TASK GOAL: Each record should be written out exactly as given.

RECORDS SUPPLIED:

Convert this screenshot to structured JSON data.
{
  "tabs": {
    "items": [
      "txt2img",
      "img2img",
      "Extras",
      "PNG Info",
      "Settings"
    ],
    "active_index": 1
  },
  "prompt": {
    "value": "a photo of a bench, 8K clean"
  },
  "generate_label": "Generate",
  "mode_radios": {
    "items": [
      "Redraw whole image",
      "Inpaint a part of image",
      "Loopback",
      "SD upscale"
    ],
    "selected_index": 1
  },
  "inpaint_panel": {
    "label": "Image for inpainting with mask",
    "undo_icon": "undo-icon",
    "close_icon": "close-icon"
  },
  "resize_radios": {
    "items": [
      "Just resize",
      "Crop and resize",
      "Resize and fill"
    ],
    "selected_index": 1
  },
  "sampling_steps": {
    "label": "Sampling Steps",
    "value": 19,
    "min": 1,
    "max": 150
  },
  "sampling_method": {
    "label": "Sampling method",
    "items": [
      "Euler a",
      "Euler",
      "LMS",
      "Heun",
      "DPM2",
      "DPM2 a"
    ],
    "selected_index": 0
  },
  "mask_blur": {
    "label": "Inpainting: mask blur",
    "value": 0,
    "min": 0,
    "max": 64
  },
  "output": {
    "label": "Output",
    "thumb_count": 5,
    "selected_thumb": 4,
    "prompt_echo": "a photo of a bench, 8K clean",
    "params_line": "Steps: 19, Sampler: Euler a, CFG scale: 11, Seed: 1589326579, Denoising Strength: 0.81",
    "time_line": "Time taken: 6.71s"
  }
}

ANSWER TO THIS TASK:
Convert this screenshot to structured JSON data.
{
  "tabs": {
    "items": [
      "txt2img",
      "img2img",
      "Extras",
      "PNG Info",
      "Settings"
    ],
    "active_index": 1
  },
  "prompt": {
    "value": "a photo of a bench, 8K clean"
  },
  "generate_label": "Generate",
  "mode_radios": {
    "items": [
      "Redraw whole image",
      "Inpaint a part of image",
      "Loopback",
      "SD upscale"
    ],
    "selected_index": 1
  },
  "inpaint_panel": {
    "label": "Image for inpainting with mask",
    "undo_icon": "undo-icon",
    "close_icon": "close-icon"
  },
  "resize_radios": {
    "items": [
      "Just resize",
      "Crop and resize",
      "Resize and fill"
    ],
    "selected_index": 1
  },
  "sampling_steps": {
    "label": "Sampling Steps",
    "value": 19,
    "min": 1,
    "max": 150
  },
  "sampling_method": {
    "label": "Sampling method",
    "items": [
      "Euler a",
      "Euler",
      "LMS",
      "Heun",
      "DPM2",
      "DPM2 a"
    ],
    "selected_index": 0
  },
  "mask_blur": {
    "label": "Inpainting: mask blur",
    "value": 0,
    "min": 0,
    "max": 64
  },
  "output": {
    "label": "Output",
    "thumb_count": 5,
    "selected_thumb": 4,
    "prompt_echo": "a photo of a bench, 8K clean",
    "params_line": "Steps: 19, Sampler: Euler a, CFG scale: 11, Seed: 1589326579, Denoising Strength: 0.81",
    "time_line": "Time taken: 6.71s"
  }
}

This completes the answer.